https://www.quantamagazine.org/20160531 ... maticians/
Simple Set Game Proof Stuns Mathematicians
this is the part that caught my eye
could this help with your projective geometry?
Game, Set, Match
To find an upper bound on the size of cap sets, mathematicians translate the game into geometry. For the traditional Set game, each card can be encoded as a point with four coordinates, where each coordinate can take one of three values (traditionally written as 0, 1 and 2). For instance, the card with two striped red ovals might correspond to the point (0, 2, 1, 0), where the 0 in the first spot tells us that the design is red, the 2 in the second spot tells us that the shape is oval, and so on. There are similar encodings for versions of Set with n attributes, in which the points have n coordinates instead of four.

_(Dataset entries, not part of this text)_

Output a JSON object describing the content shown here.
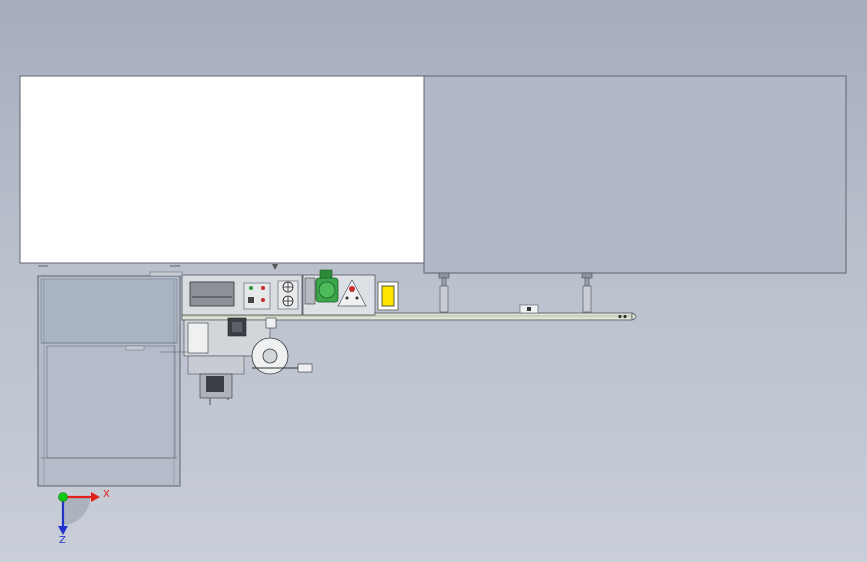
{
  "viewport": {
    "background_top": "#a5adbd",
    "background_bottom": "#c9ced8"
  },
  "axes_triad": {
    "x_label": "X",
    "z_label": "Z",
    "x_color": "#e0201a",
    "z_color": "#2233cc",
    "origin_color": "#14c814"
  },
  "colors": {
    "outline": "#5c6470",
    "white_panel": "#ffffff",
    "grey_panel": "#b1b8c6",
    "motor_green": "#3aa64a",
    "indicator_yellow": "#ffe600",
    "cabinet_fill": "#b3bcc8",
    "light_grey": "#d6dadf"
  }
}
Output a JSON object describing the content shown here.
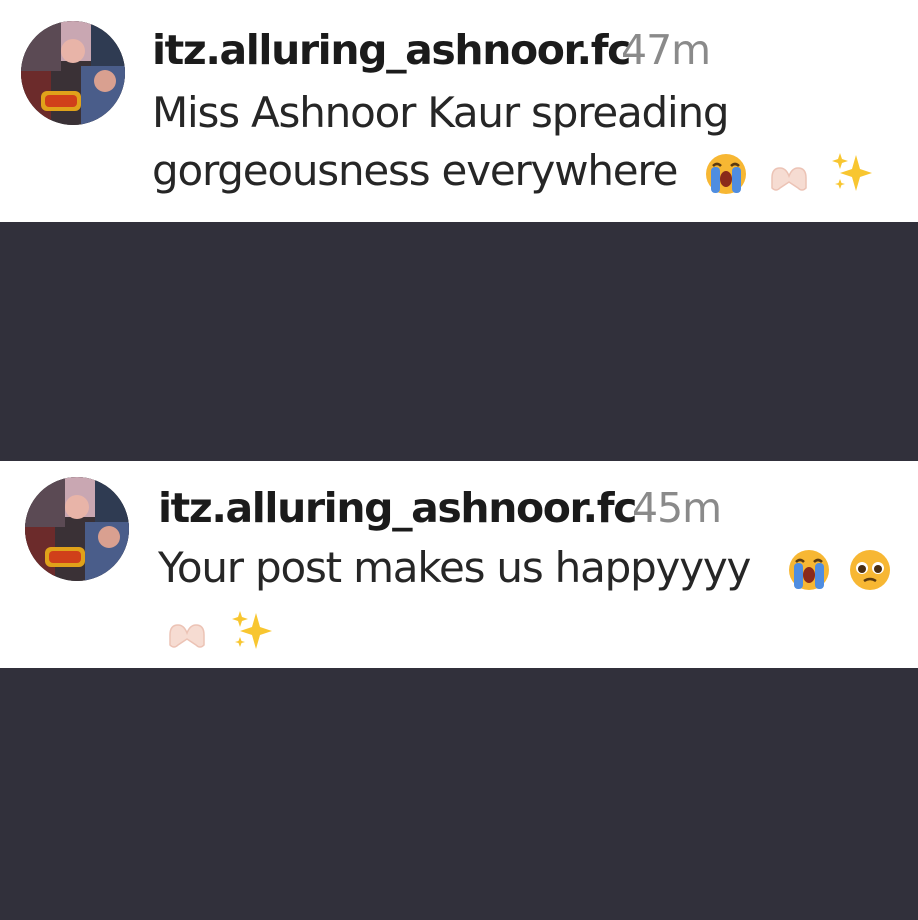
{
  "comments": [
    {
      "username": "itz.alluring_ashnoor.fc",
      "time": "47m",
      "lines": [
        "Miss Ashnoor Kaur spreading",
        "gorgeousness everywhere"
      ],
      "emojis": [
        "loudly-crying-face",
        "heart-hands",
        "sparkles"
      ]
    },
    {
      "username": "itz.alluring_ashnoor.fc",
      "time": "45m",
      "lines": [
        "Your post makes us happyyyy"
      ],
      "emojis": [
        "loudly-crying-face",
        "pleading-face",
        "heart-hands",
        "sparkles"
      ]
    }
  ],
  "colors": {
    "background_dark": "#31303b",
    "comment_bg": "#ffffff",
    "username": "#1b1b1b",
    "timestamp": "#8a8a8a",
    "body_text": "#262626"
  }
}
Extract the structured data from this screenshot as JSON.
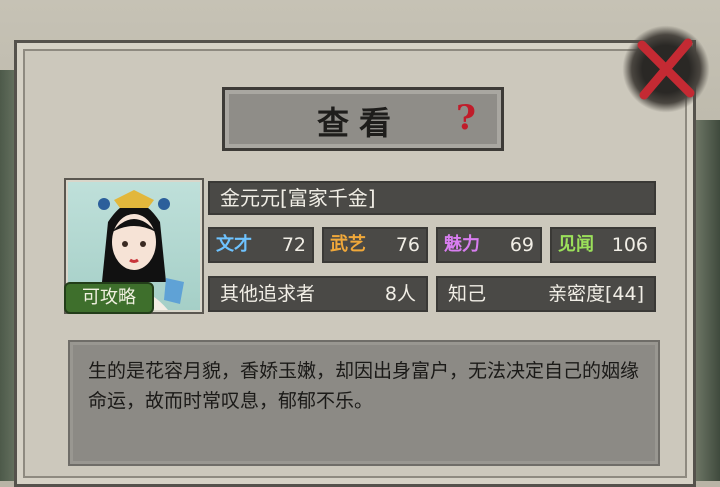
{
  "dialog": {
    "title": "查看",
    "help_icon": "question-icon",
    "close_icon": "close-icon"
  },
  "character": {
    "name": "金元元[富家千金]",
    "badge": "可攻略",
    "stats": [
      {
        "label": "文才",
        "value": "72",
        "color": "#6ec3ff"
      },
      {
        "label": "武艺",
        "value": "76",
        "color": "#f0a83a"
      },
      {
        "label": "魅力",
        "value": "69",
        "color": "#d87ef0"
      },
      {
        "label": "见闻",
        "value": "106",
        "color": "#9be05a"
      }
    ],
    "suitors_label": "其他追求者",
    "suitors_value": "8人",
    "relation_label": "知己",
    "intimacy": "亲密度[44]",
    "description": "生的是花容月貌，香娇玉嫩，却因出身富户，无法决定自己的姻缘命运，故而时常叹息，郁郁不乐。"
  }
}
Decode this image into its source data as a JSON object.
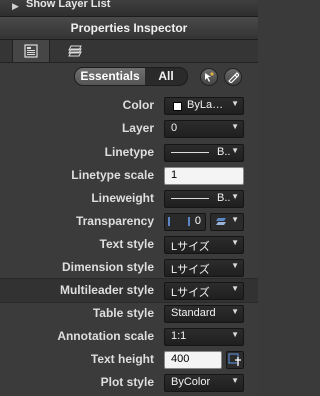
{
  "top": {
    "title": "Show Layer List"
  },
  "inspector": {
    "title": "Properties Inspector"
  },
  "tabs": [
    {
      "icon": "properties-tab-icon"
    },
    {
      "icon": "layers-tab-icon"
    }
  ],
  "toggle": {
    "essentials": "Essentials",
    "all": "All"
  },
  "rows": [
    {
      "label": "Color",
      "value": "ByLa…"
    },
    {
      "label": "Layer",
      "value": "0"
    },
    {
      "label": "Linetype",
      "value": "B.."
    },
    {
      "label": "Linetype scale",
      "value": "1"
    },
    {
      "label": "Lineweight",
      "value": "B.."
    },
    {
      "label": "Transparency",
      "value": "0"
    },
    {
      "label": "Text style",
      "value": "Lサイズ"
    },
    {
      "label": "Dimension style",
      "value": "Lサイズ"
    },
    {
      "label": "Multileader style",
      "value": "Lサイズ"
    },
    {
      "label": "Table style",
      "value": "Standard"
    },
    {
      "label": "Annotation scale",
      "value": "1:1"
    },
    {
      "label": "Text height",
      "value": "400"
    },
    {
      "label": "Plot style",
      "value": "ByColor"
    }
  ],
  "colors": {
    "highlight": "#5a86c6"
  }
}
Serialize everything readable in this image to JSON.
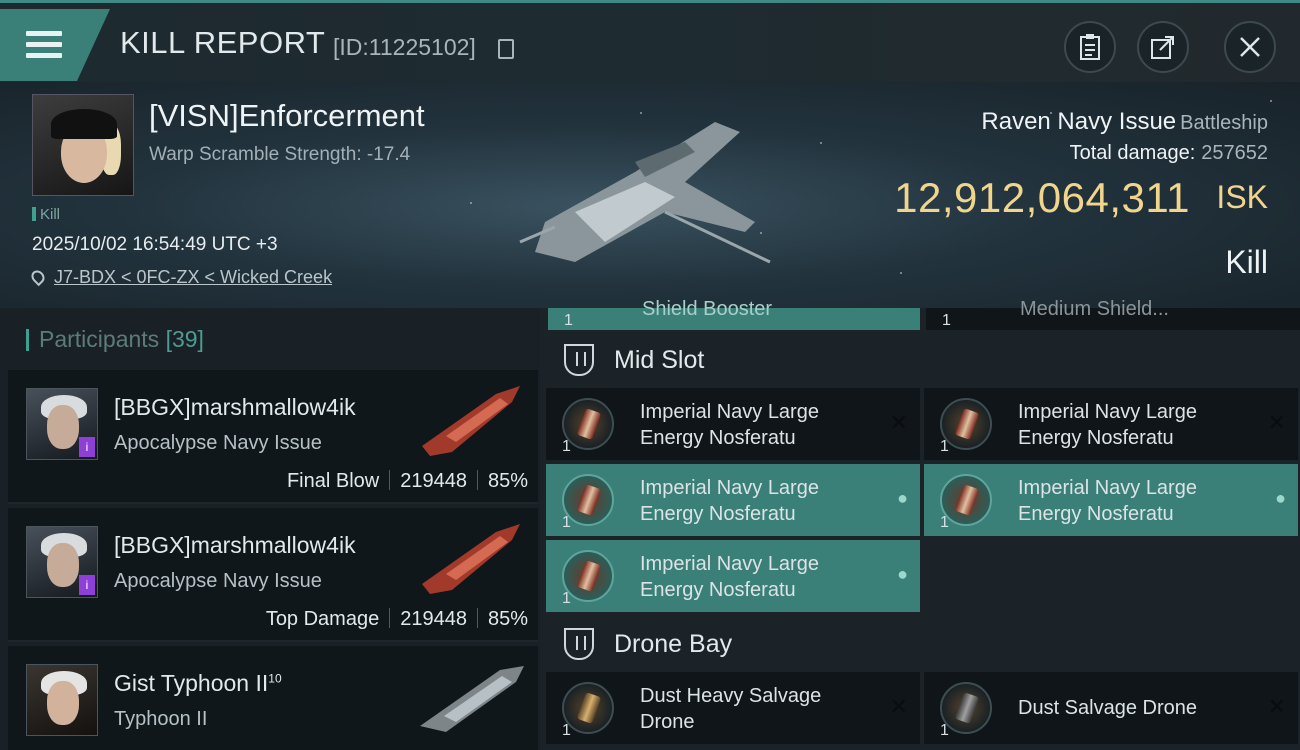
{
  "header": {
    "title": "KILL REPORT",
    "report_id": "[ID:11225102]"
  },
  "victim": {
    "name": "[VISN]Enforcerment",
    "warp_scramble": "Warp Scramble Strength: -17.4",
    "kill_tag": "Kill",
    "datetime": "2025/10/02 16:54:49 UTC +3",
    "location": "J7-BDX < 0FC-ZX < Wicked Creek",
    "ship_name": "Raven Navy Issue",
    "ship_class": "Battleship",
    "total_damage_label": "Total damage:",
    "total_damage_value": "257652",
    "isk_value": "12,912,064,311",
    "isk_unit": "ISK",
    "outcome": "Kill"
  },
  "participants": {
    "title": "Participants",
    "count": "[39]",
    "items": [
      {
        "name": "[BBGX]marshmallow4ik",
        "ship": "Apocalypse Navy Issue",
        "role": "Final Blow",
        "damage": "219448",
        "percent": "85%"
      },
      {
        "name": "[BBGX]marshmallow4ik",
        "ship": "Apocalypse Navy Issue",
        "role": "Top Damage",
        "damage": "219448",
        "percent": "85%"
      },
      {
        "name": "Gist Typhoon II",
        "name_sup": "10",
        "ship": "Typhoon II"
      }
    ]
  },
  "fittings": {
    "partial_top": [
      {
        "name": "Shield Booster",
        "qty": "1"
      },
      {
        "name": "Medium Shield...",
        "qty": "1"
      }
    ],
    "mid_slot": {
      "label": "Mid Slot",
      "items": [
        {
          "line1": "Imperial Navy Large",
          "line2": "Energy Nosferatu",
          "qty": "1",
          "state": "destroyed"
        },
        {
          "line1": "Imperial Navy Large",
          "line2": "Energy Nosferatu",
          "qty": "1",
          "state": "destroyed"
        },
        {
          "line1": "Imperial Navy Large",
          "line2": "Energy Nosferatu",
          "qty": "1",
          "state": "dropped"
        },
        {
          "line1": "Imperial Navy Large",
          "line2": "Energy Nosferatu",
          "qty": "1",
          "state": "dropped"
        },
        {
          "line1": "Imperial Navy Large",
          "line2": "Energy Nosferatu",
          "qty": "1",
          "state": "dropped"
        }
      ]
    },
    "drone_bay": {
      "label": "Drone Bay",
      "items": [
        {
          "line1": "Dust Heavy Salvage",
          "line2": "Drone",
          "qty": "1",
          "state": "destroyed"
        },
        {
          "line1": "Dust Salvage Drone",
          "qty": "1",
          "state": "destroyed"
        }
      ]
    }
  },
  "colors": {
    "accent": "#3b7f79",
    "isk": "#f1d58c",
    "implant_badge": "#8e3fd6"
  }
}
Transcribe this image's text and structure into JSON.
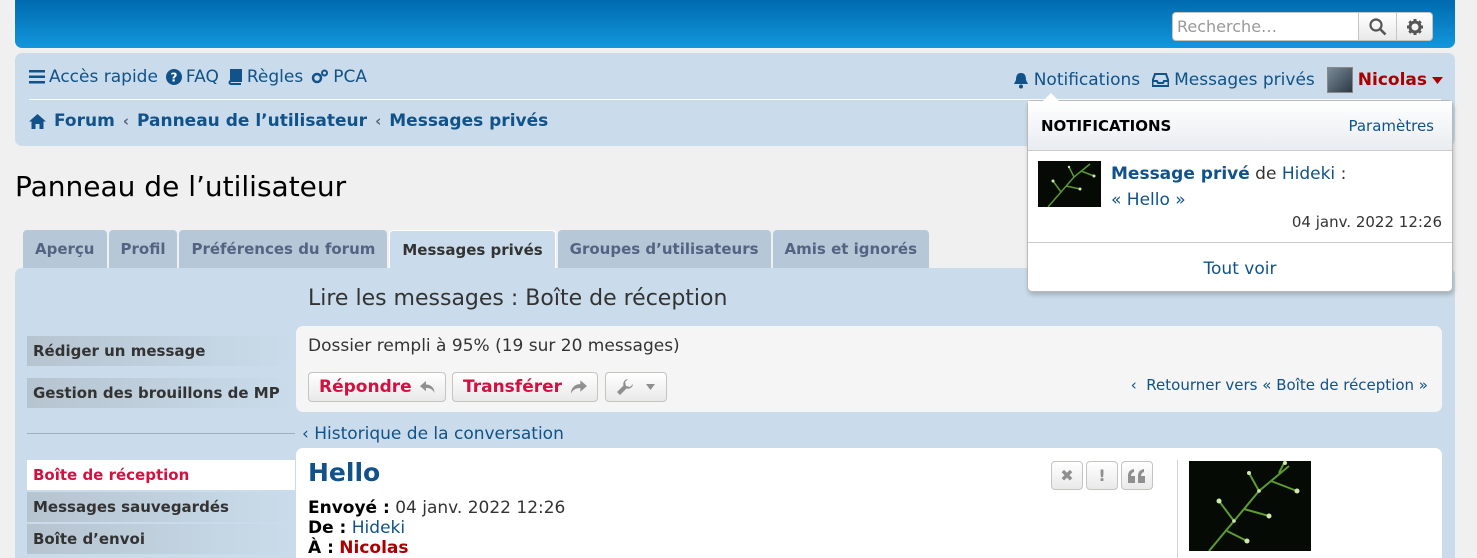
{
  "search": {
    "placeholder": "Recherche…"
  },
  "nav": {
    "quick_access": "Accès rapide",
    "faq": "FAQ",
    "rules": "Règles",
    "acp": "PCA",
    "notifications": "Notifications",
    "private_messages": "Messages privés",
    "username": "Nicolas"
  },
  "breadcrumbs": [
    "Forum",
    "Panneau de l’utilisateur",
    "Messages privés"
  ],
  "page_title": "Panneau de l’utilisateur",
  "tabs": [
    "Aperçu",
    "Profil",
    "Préférences du forum",
    "Messages privés",
    "Groupes d’utilisateurs",
    "Amis et ignorés"
  ],
  "sidebar": {
    "compose": "Rédiger un message",
    "drafts": "Gestion des brouillons de MP",
    "folders": [
      "Boîte de réception",
      "Messages sauvegardés",
      "Boîte d’envoi"
    ]
  },
  "section_title": "Lire les messages : Boîte de réception",
  "folder_status": "Dossier rempli à 95% (19 sur 20 messages)",
  "actions": {
    "reply": "Répondre",
    "forward": "Transférer",
    "return_link": "Retourner vers « Boîte de réception »"
  },
  "history_link": "Historique de la conversation",
  "post": {
    "title": "Hello",
    "sent_label": "Envoyé :",
    "sent_value": "04 janv. 2022 12:26",
    "from_label": "De :",
    "from_value": "Hideki",
    "to_label": "À :",
    "to_value": "Nicolas"
  },
  "notifications": {
    "header": "NOTIFICATIONS",
    "settings": "Paramètres",
    "item_type": "Message privé",
    "item_from": "de",
    "item_user": "Hideki",
    "item_colon": ":",
    "item_subject": "« Hello »",
    "item_time": "04 janv. 2022 12:26",
    "see_all": "Tout voir"
  },
  "colors": {
    "accent": "#105289",
    "header": "#0076b3",
    "panel": "#cadceb",
    "danger": "#d31141",
    "username": "#aa0000"
  }
}
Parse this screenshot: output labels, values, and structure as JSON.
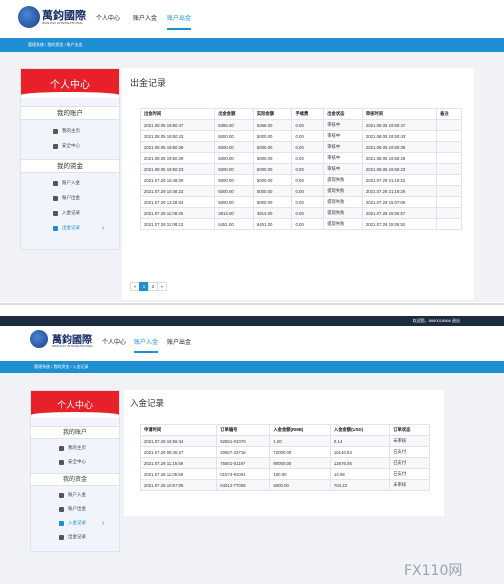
{
  "top": {
    "logo_cn": "萬鈞國際",
    "logo_en": "WANJUN INTERNATIONAL",
    "nav": [
      "个人中心",
      "账户入金",
      "账户出金"
    ],
    "breadcrumb": "管理系统 / 我的资金 / 账户出金",
    "sidebar": {
      "banner": "个人中心",
      "sec1": "我的账户",
      "items1": [
        "我的主页",
        "安全中心"
      ],
      "sec2": "我的资金",
      "items2": [
        "账户入金",
        "账户出金",
        "入金记录",
        "出金记录"
      ]
    },
    "title": "出金记录",
    "headers": [
      "出金时间",
      "出金金额",
      "实际金额",
      "手续费",
      "出金状态",
      "审核时间",
      "备注"
    ],
    "rows": [
      [
        "2021.08.05 19:50:47",
        "6356.00",
        "6356.00",
        "0.00",
        "审核中",
        "2021.08.05 19:50:47",
        ""
      ],
      [
        "2021.08.05 19:50:43",
        "5000.00",
        "5000.00",
        "0.00",
        "审核中",
        "2021.08.05 19:50:43",
        ""
      ],
      [
        "2021.08.05 19:50:39",
        "5000.00",
        "5000.00",
        "0.00",
        "审核中",
        "2021.08.05 19:50:39",
        ""
      ],
      [
        "2021.08.05 19:50:28",
        "5000.00",
        "5000.00",
        "0.00",
        "审核中",
        "2021.08.05 19:50:28",
        ""
      ],
      [
        "2021.08.05 19:50:23",
        "5000.00",
        "5000.00",
        "0.00",
        "审核中",
        "2021.08.05 19:50:23",
        ""
      ],
      [
        "2021.07.29 15:48:29",
        "5000.00",
        "5000.00",
        "0.00",
        "提现失败",
        "2021.07.29 21:19:22",
        ""
      ],
      [
        "2021.07.29 10:48:22",
        "5000.00",
        "5000.00",
        "0.00",
        "提现失败",
        "2021.07.29 21:19:29",
        ""
      ],
      [
        "2021.07.29 13:28:04",
        "5000.00",
        "5000.00",
        "0.00",
        "提现失败",
        "2021.07.29 15:07:06",
        ""
      ],
      [
        "2021.07.29 11:08:25",
        "3813.00",
        "3813.00",
        "0.00",
        "提现失败",
        "2021.07.29 15:06:57",
        ""
      ],
      [
        "2021.07.29 11:08:13",
        "6451.00",
        "6451.00",
        "0.00",
        "提现失败",
        "2021.07.29 15:06:52",
        ""
      ]
    ],
    "pager": [
      "«",
      "1",
      "2",
      "»"
    ]
  },
  "bottom": {
    "user_bar": "欢迎您，8880018666 退出",
    "logo_cn": "萬鈞國際",
    "logo_en": "WANJUN INTERNATIONAL",
    "nav": [
      "个人中心",
      "账户入金",
      "账户出金"
    ],
    "breadcrumb": "管理系统 / 我的资金 / 入金记录",
    "sidebar": {
      "banner": "个人中心",
      "sec1": "我的账户",
      "items1": [
        "我的主页",
        "安全中心"
      ],
      "sec2": "我的资金",
      "items2": [
        "账户入金",
        "账户出金",
        "入金记录",
        "出金记录"
      ]
    },
    "title": "入金记录",
    "headers": [
      "申请时间",
      "订单编号",
      "入金金额(RMB)",
      "入金金额(USD)",
      "订单状态"
    ],
    "rows": [
      [
        "2021.07.29 15:56:44",
        "52651-01070",
        "1.00",
        "0.14",
        "未审核"
      ],
      [
        "2021.07.29 09:45:27",
        "20507-23716",
        "72000.00",
        "10140.84",
        "已支付"
      ],
      [
        "2021.07.28 11:15:59",
        "75501-01197",
        "90000.00",
        "12676.05",
        "已支付"
      ],
      [
        "2021.07.28 11:05:59",
        "01074-91001",
        "100.00",
        "14.08",
        "已支付"
      ],
      [
        "2021.07.28 10:57:06",
        "04012-77005",
        "5000.00",
        "704.23",
        "未审核"
      ]
    ]
  },
  "watermark": "FX110网",
  "colors": {
    "accent": "#1e8fd2",
    "banner": "#e8202a",
    "dark": "#1c2b3e"
  }
}
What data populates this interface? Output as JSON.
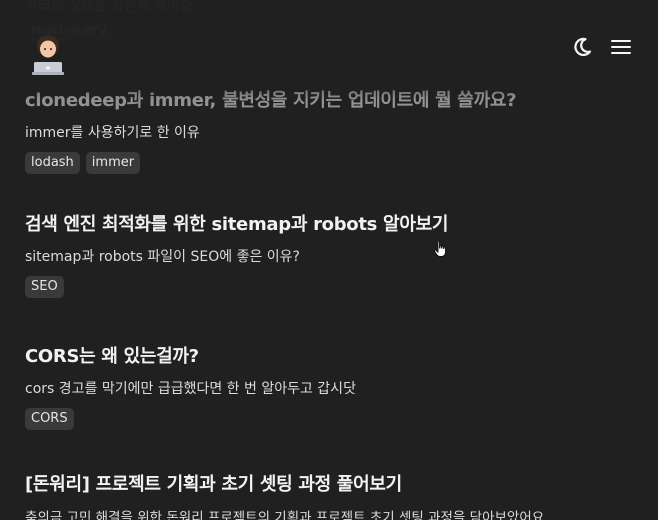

The rules of the Set game translate neatly into the geometry of the resultingn-dimensional space: Every line in the space contains exactly three points, and three points form a set precisely when they lie on the same line. A cap set, therefore, is a collection of points that contains no complete lines.